Response 1: Figures were directly inserted into the main text, as per the “Instructions for Authors” guidelines, and the manuscript was uploaded to the submission system. We have carefully double checked that there is no duplication in the figures.

Authors are encouraged to create the table that will summarize the application of siRNA Conjugated Nanoparticles this will be more legible for further readers.

Response 2: The authors would like to thank the reviewer for this comment but would like to kindly note that the current review article focuses only on the treatment of Lung cancer using siRNA-conjugated nanoparticles. The reviewer is invited to read the following review articles discussing several applications of siRNA-conjugated NPs: Kim YD et al., Curr Pharm Des. 2015; Young SW et al., Crit Rev Oncol Hematol. 2016; Chen X et al., Cancer Metastasis Rev. 2018.

Author Response File: Author Response.docx

Reviewer 2 Report

The paper reviews recently developed siRNA conjugated nanoparticles for lung cancer treatment. This is an important research field and has tremendous clinical potential. The paper is informative, well-written, although a better organization and further search on recent publications are suggested. After all, the manuscript might require a major revision before acceptation. My suggestions are listed below.

1, The authors used long paragraphs to discuss using nanoparticles for therapeutic drug delivery, I understand they just want to give a more detailed background on how important nanoparticle-based delivery systems are. However, I would suggest the authors shorten this part as much as possible so they don’t lose the real focus of the paper.


2, In section 4.1, line 260, the authors discussed that the excessive modification of siRNA could lead to the change of a molecule’s function and biodistribution. Could the authors give some examples or literature evidence here? How is the modification going to change the bio-functions of siRNA? And what are the exact consequences of doing so?


3, In section 4.2, line 274, the authors concluded that nanoparticles with average 50-nm in size have the highest cell uptake efficacy. This is case-dependent the optimum size varies significantly with the type of the particle, surface charge and properties (e.g. hydrophobic or hydrophily), and the cell type (please check J. Nanobiotechnology, 2014, 12, 5). I would suggest the authors give more detailed discussions here.


4, In section 4.2, line 289, the authors wrote that ‘negatively charged nanoparticles will be repelled and unable to move inside the cells…’. However, I believe this conclusion is not correct. There is no double that positively charged nanoparticles are more favorable for cell uptake, but numerous researches are reporting that negatively charged NPs could also penetrate cells. For example, He et al found that NPs with slight negative charges and particle size of 150 nm were tended to accumulate in tumor more efficiently (Biomaterials, 2010, 31, 3657). The authors are encouraged to check on some important references and revise this part (e.g ‎Int. J. Nanomed, 2012, 7, 5577; Biomaterials, 2003, 24, 1001)

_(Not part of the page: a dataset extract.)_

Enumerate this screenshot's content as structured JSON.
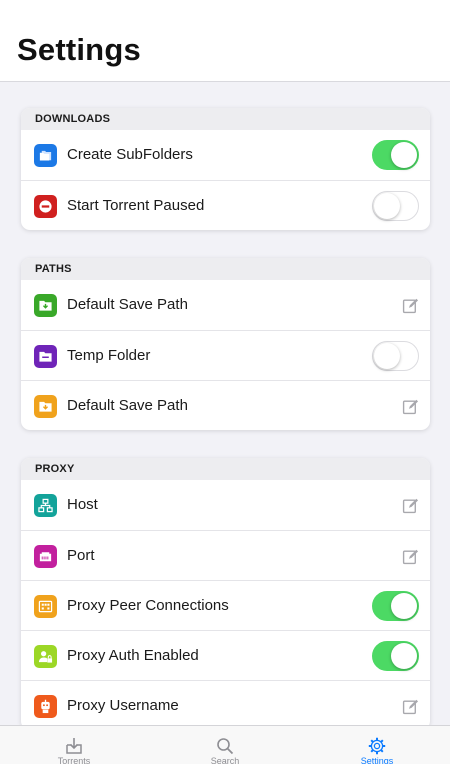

5, One additional important advantage of using iron oxide particles for delivery is they can be delivered to targeted site via an external magnetic field, which can dramatically enhance the therapeutic efficacy. Perhaps the authors could discuss this point in the manuscript.

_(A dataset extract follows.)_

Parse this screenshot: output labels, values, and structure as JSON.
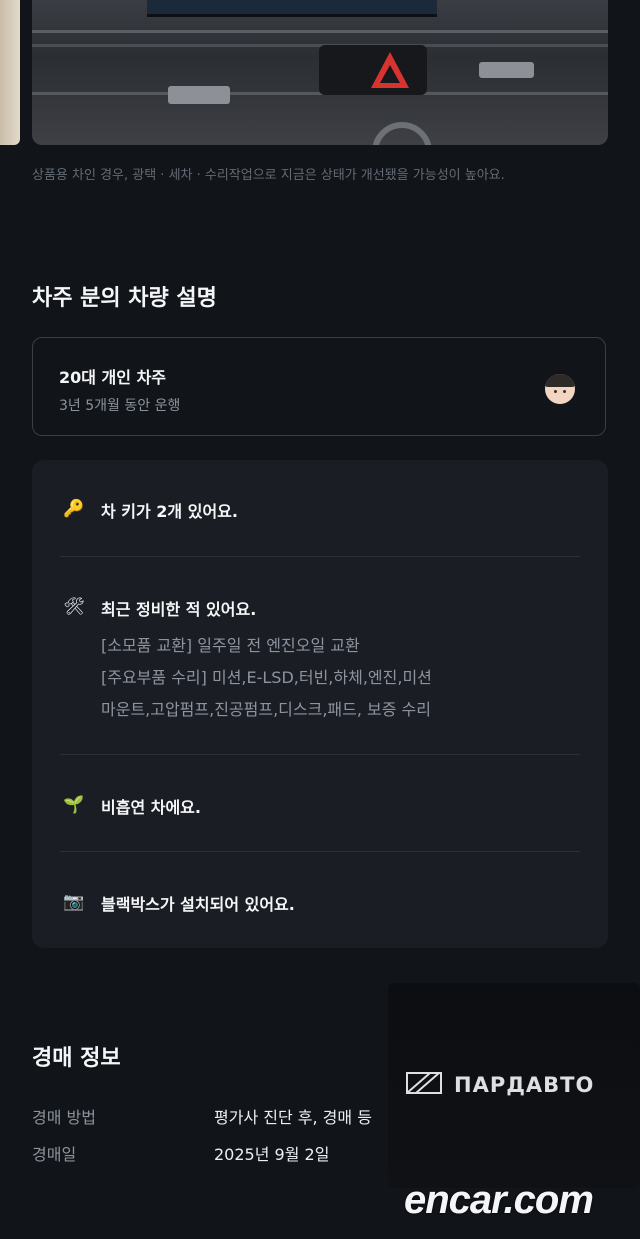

6, The nanoparticles based co-delivery of anti-cancer drug and siRNA is an important route to enhance the therapeutic outcomes. The authors should give a more detailed discussion regarding this important method.


7, There are two Fig 1 and two Fig 4 in the current version, please check and revise. Also, there are errors in the reference section, please check the abbreviation of the journals, the authors should carefully revise them.

Author Response

Please see the attachment.

Author Response File: Author Response.pdf

Round 2

Reviewer 2 Report

The authors have carefully revised the manuscript, I think the overall quality of the paper now meets the very high standard of this journal.

Back to TopTop